WWE Superstars like Damien Sandow, who have forgettable, ineffective finishing moves, have to enter a knife fight armed with a No. 2 pencil.
Randy Orton's RKO and Roman Reigns' spear are examples of finishers at their best—thrilling, powerful, dramatic. These moves punctuate the end of a match. They make the audience believe that the foes receiving them will not get up from them until after the referee has counted to three.
Sandow is among the current crop of wrestlers who don't have the benefit of a move like that. That deficiency in his repertoire is no trivial detail; it's part of what's holding him back.
His current finisher is dubbed You're Welcome, a full nelson slam. It doesn't feel like a match-ending move, rather more of a setup for something more powerful.
That leaves the end of Sandow's matches feeling as if they're missing something. It makes him feel like less of a danger to his opponent.
Undertaker's Tombstone and Sheamus' Brogue Kick are weapons to be feared. They come off as devastating moves that provide a lasting image to cap off a hard-fought match.
You're Welcome, in comparison, is underwhelming. That results in it being harder to take Sandow as a threat. It's hard to imagine that move being able to put away Orton, John Cena or CM Punk.
WWE has tried to find a standout finisher for Sandow but has been unable to do so thus far.
He began his WWE career using Terminus, a straight-jacket neckbreaker. It took a long time to set up and looked awkward and clunky.
The company then had him finish off foes with Silencer, a move that looked a lot like The Rock's Rock Bottom.
It was an improvement, but it failed to make the kind of impression that Sandow and his supporters hoped for. He's since moved on, following Wade Barrett's lead as a Superstar continually pulling out a new sword but failing to find one that is able to make a significant cut.
Barrett went from using Wasteland to finishing off his opponents with an elbow smash.
The move was first called The Souvenir and involved a complicated setup where he would twist around his foe before clocking them. WWE had him simplify the move and renamed it Bull Hammer. While it's more impressive than, say, striking someone with a cobra sock puppet, it's still not all that exciting.
In a world populated with superkicks, 450 splashes and ring-rattling powerbombs, moves like the Bull Hammer and You're Welcome aren't loud enough to get noticed in the din that is WWE action.
One doesn't build a Hall of Fame career around a great finisher, but it's a part of the Superstar package that can either propel or stall a wrestler's journey.
Had Steve Austin continued to use the Stun Gun as his finisher once he became "Stone Cold," his attacks on Vince McMahon and the climaxes of his matches would have been less compelling.

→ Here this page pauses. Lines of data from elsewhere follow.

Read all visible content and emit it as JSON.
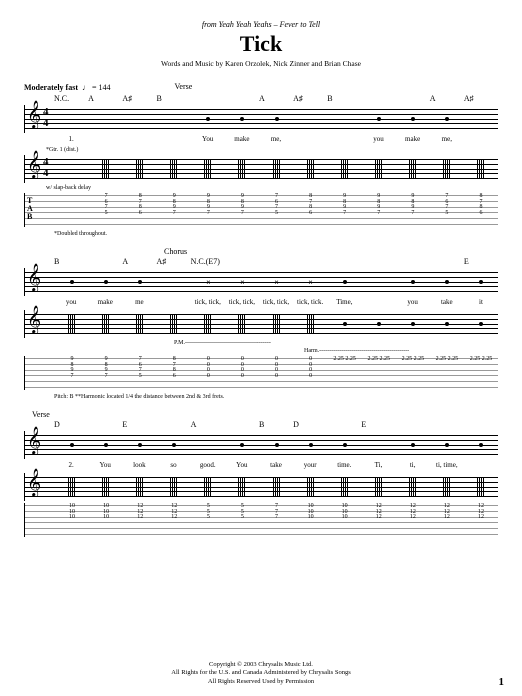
{
  "header": {
    "source": "from Yeah Yeah Yeahs – Fever to Tell",
    "title": "Tick",
    "credits": "Words and Music by Karen Orzolek, Nick Zinner and Brian Chase"
  },
  "tempo": {
    "label": "Moderately fast",
    "bpm": "♩ = 144"
  },
  "systems": [
    {
      "section": "Verse",
      "chords": [
        "N.C.",
        "A",
        "A♯",
        "B",
        "",
        "",
        "A",
        "A♯",
        "B",
        "",
        "",
        "A",
        "A♯"
      ],
      "lyric_prefix": "1.",
      "lyrics": [
        "",
        "",
        "",
        "",
        "You",
        "make",
        "me,",
        "",
        "",
        "you",
        "make",
        "me,",
        ""
      ],
      "perf": "*Gtr. 1 (dist.)",
      "perf2": "w/ slap-back delay",
      "tab_cols": [
        "",
        "7\n6\n7\n5",
        "8\n7\n8\n6",
        "9\n8\n9\n7",
        "9\n8\n9\n7",
        "9\n8\n9\n7",
        "7\n6\n7\n5",
        "8\n7\n8\n6",
        "9\n8\n9\n7",
        "9\n8\n9\n7",
        "9\n8\n9\n7",
        "7\n6\n7\n5",
        "8\n7\n8\n6"
      ],
      "footnote": "*Doubled throughout."
    },
    {
      "section": "Chorus",
      "chords": [
        "B",
        "",
        "A",
        "A♯",
        "N.C.(E7)",
        "",
        "",
        "",
        "",
        "",
        "",
        "",
        "E"
      ],
      "lyrics": [
        "you",
        "make",
        "me",
        "",
        "tick, tick,",
        "tick, tick,",
        "tick, tick,",
        "tick, tick.",
        "Time,",
        "",
        "you",
        "take",
        "it"
      ],
      "perf": "P.M.-------------------------------------------",
      "perf2": "Harm.---------------------------------------------",
      "tab_cols": [
        "9\n8\n9\n7",
        "9\n8\n9\n7",
        "7\n6\n7\n5",
        "8\n7\n8\n6",
        "0\n0\n0\n0",
        "0\n0\n0\n0",
        "0\n0\n0\n0",
        "0\n0\n0\n0",
        "2.25 2.25",
        "2.25 2.25",
        "2.25 2.25",
        "2.25 2.25",
        "2.25 2.25"
      ],
      "footnote": "Pitch: B    **Harmonic located 1/4 the distance between 2nd & 3rd frets."
    },
    {
      "section": "Verse",
      "chords": [
        "D",
        "",
        "E",
        "",
        "A",
        "",
        "B",
        "D",
        "",
        "E",
        "",
        "",
        ""
      ],
      "lyric_prefix": "2.",
      "lyrics": [
        "You",
        "look",
        "so",
        "good.",
        "",
        "You",
        "take",
        "your",
        "time.",
        "",
        "Ti,",
        "ti,",
        "ti,    time,"
      ],
      "tab_cols": [
        "10\n10\n10",
        "10\n10\n10",
        "12\n12\n12",
        "12\n12\n12",
        "5\n5\n5",
        "5\n5\n5",
        "7\n7\n7",
        "10\n10\n10",
        "10\n10\n10",
        "12\n12\n12",
        "12\n12\n12",
        "12\n12\n12",
        "12\n12\n12"
      ]
    }
  ],
  "footer": {
    "line1": "Copyright © 2003 Chrysalis Music Ltd.",
    "line2": "All Rights for the U.S. and Canada Administered by Chrysalis Songs",
    "line3": "All Rights Reserved   Used by Permission"
  },
  "page": "1",
  "labels": {
    "tab": "T\nA\nB"
  }
}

The Stunner was the perfect armament to complement his badass persona. Fans looked forward to seeing him hit it almost as much as they looked forward to seeing him tear through the curtains once his entrance music kicked on.
Sandow has yet to find his own ideal weapon.
Brodus Clay's running splash and Camacho's DDT certainly aren't the only things preventing them from climbing higher up the WWE hierarchy, but those moves are too commonplace to help either man stand out.
Reigns, on the other hand, has used the spear to capture the audience's attention in a big way. Take away that move, and you take away him sending Kane crashing through the security barricade. Try to imagine him going on his memorable Survivor Series run by knocking folks out with Sandow's You're Welcome.
There would be far less electricity in that moment with that switch.
Sandow's issues go far beyond his choice of decisive move, but it's a defect that needs to be addressed. While WWE tries to figure out his character, his motivations and how to present him, it also needs to find a better finishing move for him.
As it stands, Sandow—like Clay, Camacho and Barrett—is jousting with a pool noodle.